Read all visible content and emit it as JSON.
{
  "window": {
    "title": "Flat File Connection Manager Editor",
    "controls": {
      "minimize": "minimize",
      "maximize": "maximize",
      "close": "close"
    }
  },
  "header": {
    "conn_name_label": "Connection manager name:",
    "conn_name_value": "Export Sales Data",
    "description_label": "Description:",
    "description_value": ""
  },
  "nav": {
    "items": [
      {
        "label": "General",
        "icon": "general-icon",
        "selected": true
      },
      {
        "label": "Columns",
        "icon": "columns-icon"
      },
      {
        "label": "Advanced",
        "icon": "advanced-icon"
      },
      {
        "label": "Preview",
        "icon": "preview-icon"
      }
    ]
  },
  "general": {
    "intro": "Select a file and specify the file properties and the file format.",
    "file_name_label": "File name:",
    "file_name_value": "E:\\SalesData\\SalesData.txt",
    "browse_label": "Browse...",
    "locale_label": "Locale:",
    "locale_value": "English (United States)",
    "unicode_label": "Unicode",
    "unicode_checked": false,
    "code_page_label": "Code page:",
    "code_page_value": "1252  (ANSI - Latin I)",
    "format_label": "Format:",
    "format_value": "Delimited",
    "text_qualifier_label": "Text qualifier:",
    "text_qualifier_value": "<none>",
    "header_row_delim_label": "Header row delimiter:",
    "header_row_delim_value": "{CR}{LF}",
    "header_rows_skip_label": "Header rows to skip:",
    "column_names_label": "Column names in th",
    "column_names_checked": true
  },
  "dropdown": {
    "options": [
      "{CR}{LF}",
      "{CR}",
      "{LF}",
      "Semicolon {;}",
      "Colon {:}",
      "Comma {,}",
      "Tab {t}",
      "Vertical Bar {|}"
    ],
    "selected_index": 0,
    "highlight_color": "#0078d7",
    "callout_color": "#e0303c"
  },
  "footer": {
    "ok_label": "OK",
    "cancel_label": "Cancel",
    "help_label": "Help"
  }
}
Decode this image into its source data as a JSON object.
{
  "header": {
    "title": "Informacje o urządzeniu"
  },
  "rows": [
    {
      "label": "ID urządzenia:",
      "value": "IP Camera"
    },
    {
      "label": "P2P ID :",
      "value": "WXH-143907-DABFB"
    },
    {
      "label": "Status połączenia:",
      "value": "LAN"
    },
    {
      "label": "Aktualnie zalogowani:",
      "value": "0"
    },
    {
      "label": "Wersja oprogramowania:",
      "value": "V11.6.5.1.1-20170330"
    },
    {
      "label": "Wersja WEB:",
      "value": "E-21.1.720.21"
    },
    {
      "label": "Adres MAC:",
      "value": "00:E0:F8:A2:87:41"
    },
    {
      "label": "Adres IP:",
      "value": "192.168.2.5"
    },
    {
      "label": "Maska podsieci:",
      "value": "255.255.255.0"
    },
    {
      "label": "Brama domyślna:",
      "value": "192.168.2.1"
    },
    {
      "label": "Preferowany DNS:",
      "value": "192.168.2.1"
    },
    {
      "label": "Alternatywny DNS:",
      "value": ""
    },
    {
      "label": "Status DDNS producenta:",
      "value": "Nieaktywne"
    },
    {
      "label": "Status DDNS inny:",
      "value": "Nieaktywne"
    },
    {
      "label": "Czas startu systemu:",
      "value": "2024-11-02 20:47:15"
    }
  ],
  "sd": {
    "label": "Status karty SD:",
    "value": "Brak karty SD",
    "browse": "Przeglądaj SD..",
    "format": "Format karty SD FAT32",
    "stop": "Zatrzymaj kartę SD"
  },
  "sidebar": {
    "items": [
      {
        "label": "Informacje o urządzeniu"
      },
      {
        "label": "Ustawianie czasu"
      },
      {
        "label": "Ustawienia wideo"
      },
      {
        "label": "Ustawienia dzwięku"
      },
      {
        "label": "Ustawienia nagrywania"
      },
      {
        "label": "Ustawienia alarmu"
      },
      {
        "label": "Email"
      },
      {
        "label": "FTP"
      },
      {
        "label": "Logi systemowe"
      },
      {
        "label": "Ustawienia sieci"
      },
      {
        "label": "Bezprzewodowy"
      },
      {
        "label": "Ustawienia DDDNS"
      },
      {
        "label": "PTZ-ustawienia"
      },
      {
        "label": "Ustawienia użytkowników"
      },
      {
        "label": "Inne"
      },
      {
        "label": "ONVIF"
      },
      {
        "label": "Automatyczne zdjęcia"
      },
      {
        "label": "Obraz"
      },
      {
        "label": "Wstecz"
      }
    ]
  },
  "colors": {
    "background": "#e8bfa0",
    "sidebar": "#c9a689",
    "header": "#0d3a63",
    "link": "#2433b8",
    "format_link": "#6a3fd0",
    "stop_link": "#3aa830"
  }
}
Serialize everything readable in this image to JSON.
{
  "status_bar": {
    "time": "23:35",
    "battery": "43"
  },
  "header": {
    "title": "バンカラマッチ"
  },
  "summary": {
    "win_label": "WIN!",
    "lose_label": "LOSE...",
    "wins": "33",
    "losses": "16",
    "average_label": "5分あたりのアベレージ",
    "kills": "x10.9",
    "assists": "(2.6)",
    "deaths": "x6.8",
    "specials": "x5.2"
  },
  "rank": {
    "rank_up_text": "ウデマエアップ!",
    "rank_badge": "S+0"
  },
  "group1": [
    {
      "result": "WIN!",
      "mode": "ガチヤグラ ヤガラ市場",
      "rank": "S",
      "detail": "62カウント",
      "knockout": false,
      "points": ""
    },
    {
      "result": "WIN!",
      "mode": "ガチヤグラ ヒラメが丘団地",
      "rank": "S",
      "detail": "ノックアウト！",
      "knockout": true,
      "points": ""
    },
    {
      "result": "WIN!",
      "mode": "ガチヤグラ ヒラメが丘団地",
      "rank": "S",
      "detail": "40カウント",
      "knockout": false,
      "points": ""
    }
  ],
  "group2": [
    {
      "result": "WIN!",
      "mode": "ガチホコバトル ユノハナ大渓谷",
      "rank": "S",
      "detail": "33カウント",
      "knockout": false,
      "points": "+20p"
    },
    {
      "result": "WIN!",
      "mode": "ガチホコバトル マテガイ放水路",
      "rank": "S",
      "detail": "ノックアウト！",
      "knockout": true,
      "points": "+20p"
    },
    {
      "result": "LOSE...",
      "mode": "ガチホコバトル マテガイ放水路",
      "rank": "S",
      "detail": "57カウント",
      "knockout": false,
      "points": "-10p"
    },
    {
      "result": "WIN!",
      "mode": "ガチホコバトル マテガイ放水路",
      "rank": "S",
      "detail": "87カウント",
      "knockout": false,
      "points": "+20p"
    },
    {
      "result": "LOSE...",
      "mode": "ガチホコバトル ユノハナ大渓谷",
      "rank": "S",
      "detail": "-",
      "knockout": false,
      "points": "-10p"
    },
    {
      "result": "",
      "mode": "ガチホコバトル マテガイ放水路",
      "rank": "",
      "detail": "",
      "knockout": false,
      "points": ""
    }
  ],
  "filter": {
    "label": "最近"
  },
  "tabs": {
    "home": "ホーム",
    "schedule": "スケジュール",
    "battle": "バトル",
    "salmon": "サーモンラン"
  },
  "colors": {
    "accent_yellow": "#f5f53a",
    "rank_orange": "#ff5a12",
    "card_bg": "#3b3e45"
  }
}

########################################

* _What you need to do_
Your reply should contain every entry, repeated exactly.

* _Written solution_
Read all visible content and emit it as JSON.
{
  "window": {
    "title": "Flat File Connection Manager Editor",
    "controls": {
      "minimize": "minimize",
      "maximize": "maximize",
      "close": "close"
    }
  },
  "header": {
    "conn_name_label": "Connection manager name:",
    "conn_name_value": "Export Sales Data",
    "description_label": "Description:",
    "description_value": ""
  },
  "nav": {
    "items": [
      {
        "label": "General",
        "icon": "general-icon",
        "selected": true
      },
      {
        "label": "Columns",
        "icon": "columns-icon"
      },
      {
        "label": "Advanced",
        "icon": "advanced-icon"
      },
      {
        "label": "Preview",
        "icon": "preview-icon"
      }
    ]
  },
  "general": {
    "intro": "Select a file and specify the file properties and the file format.",
    "file_name_label": "File name:",
    "file_name_value": "E:\\SalesData\\SalesData.txt",
    "browse_label": "Browse...",
    "locale_label": "Locale:",
    "locale_value": "English (United States)",
    "unicode_label": "Unicode",
    "unicode_checked": false,
    "code_page_label": "Code page:",
    "code_page_value": "1252  (ANSI - Latin I)",
    "format_label": "Format:",
    "format_value": "Delimited",
    "text_qualifier_label": "Text qualifier:",
    "text_qualifier_value": "<none>",
    "header_row_delim_label": "Header row delimiter:",
    "header_row_delim_value": "{CR}{LF}",
    "header_rows_skip_label": "Header rows to skip:",
    "column_names_label": "Column names in th",
    "column_names_checked": true
  },
  "dropdown": {
    "options": [
      "{CR}{LF}",
      "{CR}",
      "{LF}",
      "Semicolon {;}",
      "Colon {:}",
      "Comma {,}",
      "Tab {t}",
      "Vertical Bar {|}"
    ],
    "selected_index": 0,
    "highlight_color": "#0078d7",
    "callout_color": "#e0303c"
  },
  "footer": {
    "ok_label": "OK",
    "cancel_label": "Cancel",
    "help_label": "Help"
  }
}
Decode this image into its source data as a JSON object.
{
  "header": {
    "title": "Informacje o urządzeniu"
  },
  "rows": [
    {
      "label": "ID urządzenia:",
      "value": "IP Camera"
    },
    {
      "label": "P2P ID :",
      "value": "WXH-143907-DABFB"
    },
    {
      "label": "Status połączenia:",
      "value": "LAN"
    },
    {
      "label": "Aktualnie zalogowani:",
      "value": "0"
    },
    {
      "label": "Wersja oprogramowania:",
      "value": "V11.6.5.1.1-20170330"
    },
    {
      "label": "Wersja WEB:",
      "value": "E-21.1.720.21"
    },
    {
      "label": "Adres MAC:",
      "value": "00:E0:F8:A2:87:41"
    },
    {
      "label": "Adres IP:",
      "value": "192.168.2.5"
    },
    {
      "label": "Maska podsieci:",
      "value": "255.255.255.0"
    },
    {
      "label": "Brama domyślna:",
      "value": "192.168.2.1"
    },
    {
      "label": "Preferowany DNS:",
      "value": "192.168.2.1"
    },
    {
      "label": "Alternatywny DNS:",
      "value": ""
    },
    {
      "label": "Status DDNS producenta:",
      "value": "Nieaktywne"
    },
    {
      "label": "Status DDNS inny:",
      "value": "Nieaktywne"
    },
    {
      "label": "Czas startu systemu:",
      "value": "2024-11-02 20:47:15"
    }
  ],
  "sd": {
    "label": "Status karty SD:",
    "value": "Brak karty SD",
    "browse": "Przeglądaj SD..",
    "format": "Format karty SD FAT32",
    "stop": "Zatrzymaj kartę SD"
  },
  "sidebar": {
    "items": [
      {
        "label": "Informacje o urządzeniu"
      },
      {
        "label": "Ustawianie czasu"
      },
      {
        "label": "Ustawienia wideo"
      },
      {
        "label": "Ustawienia dzwięku"
      },
      {
        "label": "Ustawienia nagrywania"
      },
      {
        "label": "Ustawienia alarmu"
      },
      {
        "label": "Email"
      },
      {
        "label": "FTP"
      },
      {
        "label": "Logi systemowe"
      },
      {
        "label": "Ustawienia sieci"
      },
      {
        "label": "Bezprzewodowy"
      },
      {
        "label": "Ustawienia DDDNS"
      },
      {
        "label": "PTZ-ustawienia"
      },
      {
        "label": "Ustawienia użytkowników"
      },
      {
        "label": "Inne"
      },
      {
        "label": "ONVIF"
      },
      {
        "label": "Automatyczne zdjęcia"
      },
      {
        "label": "Obraz"
      },
      {
        "label": "Wstecz"
      }
    ]
  },
  "colors": {
    "background": "#e8bfa0",
    "sidebar": "#c9a689",
    "header": "#0d3a63",
    "link": "#2433b8",
    "format_link": "#6a3fd0",
    "stop_link": "#3aa830"
  }
}
Serialize everything readable in this image to JSON.
{
  "status_bar": {
    "time": "23:35",
    "battery": "43"
  },
  "header": {
    "title": "バンカラマッチ"
  },
  "summary": {
    "win_label": "WIN!",
    "lose_label": "LOSE...",
    "wins": "33",
    "losses": "16",
    "average_label": "5分あたりのアベレージ",
    "kills": "x10.9",
    "assists": "(2.6)",
    "deaths": "x6.8",
    "specials": "x5.2"
  },
  "rank": {
    "rank_up_text": "ウデマエアップ!",
    "rank_badge": "S+0"
  },
  "group1": [
    {
      "result": "WIN!",
      "mode": "ガチヤグラ ヤガラ市場",
      "rank": "S",
      "detail": "62カウント",
      "knockout": false,
      "points": ""
    },
    {
      "result": "WIN!",
      "mode": "ガチヤグラ ヒラメが丘団地",
      "rank": "S",
      "detail": "ノックアウト！",
      "knockout": true,
      "points": ""
    },
    {
      "result": "WIN!",
      "mode": "ガチヤグラ ヒラメが丘団地",
      "rank": "S",
      "detail": "40カウント",
      "knockout": false,
      "points": ""
    }
  ],
  "group2": [
    {
      "result": "WIN!",
      "mode": "ガチホコバトル ユノハナ大渓谷",
      "rank": "S",
      "detail": "33カウント",
      "knockout": false,
      "points": "+20p"
    },
    {
      "result": "WIN!",
      "mode": "ガチホコバトル マテガイ放水路",
      "rank": "S",
      "detail": "ノックアウト！",
      "knockout": true,
      "points": "+20p"
    },
    {
      "result": "LOSE...",
      "mode": "ガチホコバトル マテガイ放水路",
      "rank": "S",
      "detail": "57カウント",
      "knockout": false,
      "points": "-10p"
    },
    {
      "result": "WIN!",
      "mode": "ガチホコバトル マテガイ放水路",
      "rank": "S",
      "detail": "87カウント",
      "knockout": false,
      "points": "+20p"
    },
    {
      "result": "LOSE...",
      "mode": "ガチホコバトル ユノハナ大渓谷",
      "rank": "S",
      "detail": "-",
      "knockout": false,
      "points": "-10p"
    },
    {
      "result": "",
      "mode": "ガチホコバトル マテガイ放水路",
      "rank": "",
      "detail": "",
      "knockout": false,
      "points": ""
    }
  ],
  "filter": {
    "label": "最近"
  },
  "tabs": {
    "home": "ホーム",
    "schedule": "スケジュール",
    "battle": "バトル",
    "salmon": "サーモンラン"
  },
  "colors": {
    "accent_yellow": "#f5f53a",
    "rank_orange": "#ff5a12",
    "card_bg": "#3b3e45"
  }
}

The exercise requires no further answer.